October 18, 2011
The Virginia Foundation for Independent Colleges (VFIC) has selected Alexander J. Werth, Elliott Professor of Biology at Hampden-Sydney College, as the 2011 recipient of The Hiter H. Harris, Jr. Memorial Award for Excellence in Undergraduate Teaching. The award recognizes Werth for his clear and abiding commitment to the craft of classroom teaching, the teaching-learning process, and the development of each student as an individual.
The Harris Award was created through an endowment gift from the family of the late Hiter Harris Jr., a leading Virginia banker and a member of VFIC's board from 1973-98 and includes a stipend to support the recipient's scholarly research and professional development activities. The Harris family endowed the award to highlight the special features of VFIC colleges and universities by recognizing faculty members "whose professional history reflects a strong, clear and abiding commitment to excellence in classroom teaching within the undergraduate liberal arts and sciences."
In announcing the 2011 Harris Award recipient, Robert Woltz, chairman of VFIC, noted that "the selection committee focused on four criteria in the review process - the nominee's impact on and involvement with undergraduate students; scholarly approach to teaching and learning; contributions to undergraduate education in the institution, community and profession; and, endorsements from colleagues and current or former students. We are pleased to recognize Dr. Werth for his 19-year commitment to the students at Hampden-Sydney College and around the country."

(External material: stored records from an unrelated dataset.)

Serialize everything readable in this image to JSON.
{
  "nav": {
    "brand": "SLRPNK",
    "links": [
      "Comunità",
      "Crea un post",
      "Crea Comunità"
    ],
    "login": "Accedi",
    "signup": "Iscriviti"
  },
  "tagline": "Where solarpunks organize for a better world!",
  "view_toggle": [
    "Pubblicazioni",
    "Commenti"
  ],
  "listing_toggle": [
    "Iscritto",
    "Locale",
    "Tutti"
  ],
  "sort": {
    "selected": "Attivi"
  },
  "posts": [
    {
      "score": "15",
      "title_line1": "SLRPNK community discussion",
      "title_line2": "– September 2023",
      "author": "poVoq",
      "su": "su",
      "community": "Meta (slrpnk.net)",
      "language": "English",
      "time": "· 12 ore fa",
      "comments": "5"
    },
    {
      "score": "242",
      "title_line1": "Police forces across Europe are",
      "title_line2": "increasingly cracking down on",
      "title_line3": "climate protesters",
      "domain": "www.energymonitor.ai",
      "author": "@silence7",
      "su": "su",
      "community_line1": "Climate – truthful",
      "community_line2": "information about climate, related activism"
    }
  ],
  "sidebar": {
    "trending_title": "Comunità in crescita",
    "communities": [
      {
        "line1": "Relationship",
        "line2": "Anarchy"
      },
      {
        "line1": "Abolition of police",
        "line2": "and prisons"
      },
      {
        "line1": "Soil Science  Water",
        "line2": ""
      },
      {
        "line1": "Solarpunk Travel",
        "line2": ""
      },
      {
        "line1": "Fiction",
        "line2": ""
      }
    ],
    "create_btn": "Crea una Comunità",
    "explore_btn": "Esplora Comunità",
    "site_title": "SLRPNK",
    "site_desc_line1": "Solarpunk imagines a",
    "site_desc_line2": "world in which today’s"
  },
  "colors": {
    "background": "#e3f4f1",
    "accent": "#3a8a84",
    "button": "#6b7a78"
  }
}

A graduate of Duke University with a Ph.D. from Harvard, "Dr. Werth is an accomplished scholar who publishes extensively within his scientific discipline; he publishes articles at a rate that is laudable for a scholar at a small liberal arts college with an especially heavy teaching load," notes Robert Herdegen, dean of the faculty at Hampden-Sydney College. "He is an extraordinary teacher, who teaches by example. Students see that he puts into practice the lessons that he gives them, demonstrating that one can gain full appreciation of the world in which we live only with a knowledge and understanding of sciences, the humanities, and the social sciences. Students learn these lessons in his classroom, but they also learn by emulating the example he sets for them."